Lasers, Microchips and Spiders
Spiders use their silk to catch lunch resulting in spectacular web designs. For its size it is very strong and now it has been found to have other interesting properties. Now physicists are using it to catch light. New research shows that natural silk could be an eco-friendly alternative to more traditional ways of manipulating light, such as through glass or plastic fiber optic cables. Two teams independently exploring possible applications for the material’s photonic talents will present their latest breakthroughs at the Optical Society's (OSA) Annual Meeting, Frontiers in Optics 2012. Biomedical engineer Fiorenzo Omenetto of Tufts University in Boston will discuss his group’s work fabricating concoctions of proteins that make use of silk’s optical properties for implantable sensors and other biology-technology interfaces.
Physicist Nolwenn Huby at the CNRS Institut de Physiques de Rennes in France will talk about her team's use of pristine, natural spider silk to guide light through photonic chips—technology that could give birth to spider silk-based biosensors and medical imaging devices for use inside the body.
Both groups hope their work will lead to medical advancements that take advantage of the optical properties of silk. One of the strongest fibers in nature (the dragline used by spiders to form the structure of their webs is stronger, pound for pound, than steel), silk is biocompatible, biodegradable, and extremely hardy. Produced naturally by spiders and silkworms, it is a renewable resource. Added to these benefits is the more recent discovery that silk is a gifted manipulator of light, which can travel through silk almost as easily as it flows through glass fibers.
Though it may not be the best material in every one of these categories, the combination of material attributes is what makes silk such an attractive material to study, Omenetto explains. "There are materials that can do one of each, or a few of each," he says, "but seldom all of each."
Each spider and each type of silk has a set of mechanical properties optimized for their biological function. Most silks, in particular dragline silk, have exceptional mechanical properties. They exhibit a unique combination of high tensile strength and extensibility (ductility). This enables a silk fiber to absorb a lot of energy before breaking (toughness, the area under a stress-strain curve). Now there additional properties for the electronic/laser industry.
Omenetto’s team is developing silk-based materials that look like plastic, but retain the optical properties of pristine silk. One of the advantages of these materials is that they can degrade and be reabsorbed by the body. A sensor or tag made of silk protein could be implanted—at the site of a fractured bone, for example, to monitor healing—and merely left to dissolve. Once its purpose had been served, the silk tag would harmlessly fade away.
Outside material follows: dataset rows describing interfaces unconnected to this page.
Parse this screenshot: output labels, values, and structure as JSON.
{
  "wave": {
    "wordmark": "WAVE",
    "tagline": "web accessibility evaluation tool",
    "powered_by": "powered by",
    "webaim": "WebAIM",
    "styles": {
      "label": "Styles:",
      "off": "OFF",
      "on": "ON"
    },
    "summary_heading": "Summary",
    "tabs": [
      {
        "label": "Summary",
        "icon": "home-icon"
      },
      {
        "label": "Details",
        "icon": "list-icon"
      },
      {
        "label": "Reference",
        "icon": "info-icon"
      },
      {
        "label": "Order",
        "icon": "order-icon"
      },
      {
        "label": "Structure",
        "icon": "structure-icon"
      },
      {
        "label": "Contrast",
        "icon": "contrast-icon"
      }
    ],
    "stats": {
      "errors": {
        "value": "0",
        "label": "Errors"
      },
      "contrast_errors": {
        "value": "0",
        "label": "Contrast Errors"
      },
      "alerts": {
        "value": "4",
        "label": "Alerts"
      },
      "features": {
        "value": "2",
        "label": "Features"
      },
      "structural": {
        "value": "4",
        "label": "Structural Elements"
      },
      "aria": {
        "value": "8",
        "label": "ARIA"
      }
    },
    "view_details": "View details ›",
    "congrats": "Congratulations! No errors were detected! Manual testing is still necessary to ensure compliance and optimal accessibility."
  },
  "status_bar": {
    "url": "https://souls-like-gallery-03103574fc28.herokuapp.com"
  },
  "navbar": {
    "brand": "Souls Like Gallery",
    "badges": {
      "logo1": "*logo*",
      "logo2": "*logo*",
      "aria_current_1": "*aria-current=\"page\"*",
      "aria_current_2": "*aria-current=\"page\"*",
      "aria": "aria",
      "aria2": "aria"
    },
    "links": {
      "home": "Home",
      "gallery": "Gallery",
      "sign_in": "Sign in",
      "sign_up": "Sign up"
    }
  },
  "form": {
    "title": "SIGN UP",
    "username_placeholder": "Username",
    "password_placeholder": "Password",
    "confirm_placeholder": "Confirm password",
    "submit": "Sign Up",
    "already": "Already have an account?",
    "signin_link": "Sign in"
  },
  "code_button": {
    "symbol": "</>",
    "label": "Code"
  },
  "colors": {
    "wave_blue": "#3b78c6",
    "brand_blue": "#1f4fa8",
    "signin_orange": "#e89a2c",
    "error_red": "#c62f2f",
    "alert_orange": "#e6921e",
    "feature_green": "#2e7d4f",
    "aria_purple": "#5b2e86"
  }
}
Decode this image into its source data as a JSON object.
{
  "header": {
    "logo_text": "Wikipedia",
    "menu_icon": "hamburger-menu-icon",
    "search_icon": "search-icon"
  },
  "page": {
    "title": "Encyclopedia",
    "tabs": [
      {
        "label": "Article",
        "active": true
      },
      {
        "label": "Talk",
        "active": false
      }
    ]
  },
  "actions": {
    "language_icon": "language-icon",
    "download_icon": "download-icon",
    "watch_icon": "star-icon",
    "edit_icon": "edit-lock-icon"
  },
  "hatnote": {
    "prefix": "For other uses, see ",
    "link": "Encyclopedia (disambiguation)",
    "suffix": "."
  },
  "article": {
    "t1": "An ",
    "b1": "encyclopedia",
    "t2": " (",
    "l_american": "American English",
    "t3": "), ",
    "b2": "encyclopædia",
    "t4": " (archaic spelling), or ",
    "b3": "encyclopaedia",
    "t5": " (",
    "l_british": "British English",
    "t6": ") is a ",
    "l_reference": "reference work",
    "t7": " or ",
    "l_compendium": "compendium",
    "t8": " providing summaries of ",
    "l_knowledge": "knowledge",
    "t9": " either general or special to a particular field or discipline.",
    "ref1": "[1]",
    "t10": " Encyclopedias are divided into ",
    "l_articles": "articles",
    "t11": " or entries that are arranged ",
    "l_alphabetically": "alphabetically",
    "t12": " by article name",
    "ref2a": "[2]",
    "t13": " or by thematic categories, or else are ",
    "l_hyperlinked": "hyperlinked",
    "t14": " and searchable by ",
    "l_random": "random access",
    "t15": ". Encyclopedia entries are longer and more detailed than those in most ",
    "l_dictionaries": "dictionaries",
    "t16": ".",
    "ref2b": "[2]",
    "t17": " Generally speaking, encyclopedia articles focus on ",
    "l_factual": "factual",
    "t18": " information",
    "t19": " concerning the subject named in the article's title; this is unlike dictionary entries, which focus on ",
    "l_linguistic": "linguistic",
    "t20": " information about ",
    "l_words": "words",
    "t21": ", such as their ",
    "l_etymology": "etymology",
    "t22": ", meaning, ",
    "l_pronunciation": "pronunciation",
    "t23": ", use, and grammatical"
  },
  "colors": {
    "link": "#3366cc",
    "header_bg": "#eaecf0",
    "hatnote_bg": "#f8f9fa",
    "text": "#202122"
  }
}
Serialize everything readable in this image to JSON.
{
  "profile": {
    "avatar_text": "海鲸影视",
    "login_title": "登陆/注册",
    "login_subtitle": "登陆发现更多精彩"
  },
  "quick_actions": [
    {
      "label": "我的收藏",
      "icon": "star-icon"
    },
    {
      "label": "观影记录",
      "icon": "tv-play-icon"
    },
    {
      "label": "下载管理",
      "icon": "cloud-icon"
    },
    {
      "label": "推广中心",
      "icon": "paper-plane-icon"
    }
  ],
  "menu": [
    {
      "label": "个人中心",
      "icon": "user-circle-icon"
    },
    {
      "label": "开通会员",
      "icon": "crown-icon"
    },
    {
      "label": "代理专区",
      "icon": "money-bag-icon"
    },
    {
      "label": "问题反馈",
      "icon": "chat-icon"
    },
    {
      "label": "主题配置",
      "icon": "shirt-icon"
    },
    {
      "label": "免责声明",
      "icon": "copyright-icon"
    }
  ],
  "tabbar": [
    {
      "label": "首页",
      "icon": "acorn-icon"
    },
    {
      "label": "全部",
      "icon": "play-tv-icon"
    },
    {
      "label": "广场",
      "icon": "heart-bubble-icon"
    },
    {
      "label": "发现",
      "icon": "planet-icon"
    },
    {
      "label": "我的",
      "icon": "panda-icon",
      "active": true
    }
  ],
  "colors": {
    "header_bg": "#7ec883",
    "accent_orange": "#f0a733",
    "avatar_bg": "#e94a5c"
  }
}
Omenetto has developed and tested a blue laser made from silk fiber-doped materials that is not only biodegradable but also uses less power to induce lasing than the acrylic materials that are commonly used. He is also exploring the possibilities of using silk to integrate a technological component with living tissue.
He hopes some of the more "gadget-like" fruits of his labor will be commercially available within the next five to 10 years.
Huby's team is experimenting with pure spider silk as a relatively inexpensive and ecologically friendly way to manipulate light within photonic chips.
As a light guide, silk works in a way comparable to the more commonly used glass microfibers that carry light within a chip; but silk comes out of the spider ready to use, whereas glass microfibers have to be heated to high levels and carefully sculpted at great expense. To her knowledge, this is the first time the optical properties of pristine silk have been exploited.
The next step for Huby’s team, she says, is to see what biologists and medical professionals need and then create devices they can use. Besides making biosensors, spider silk could also provide a light source for taking pictures inside of the body. Natural silk is only five microns in diameter, less than a tenth the width of a human hair. A pristine fiber of spider silk, which is so thin and strong, could carry light into the body through a very small opening.
Both presentations are to take place Monday, Oct. 15 at the Rochester Riverside Convention Center in Rochester, N.Y.
For further information see Spider Optics.
Silk Fiber image courtesy of Nolwenn Huby via OSA.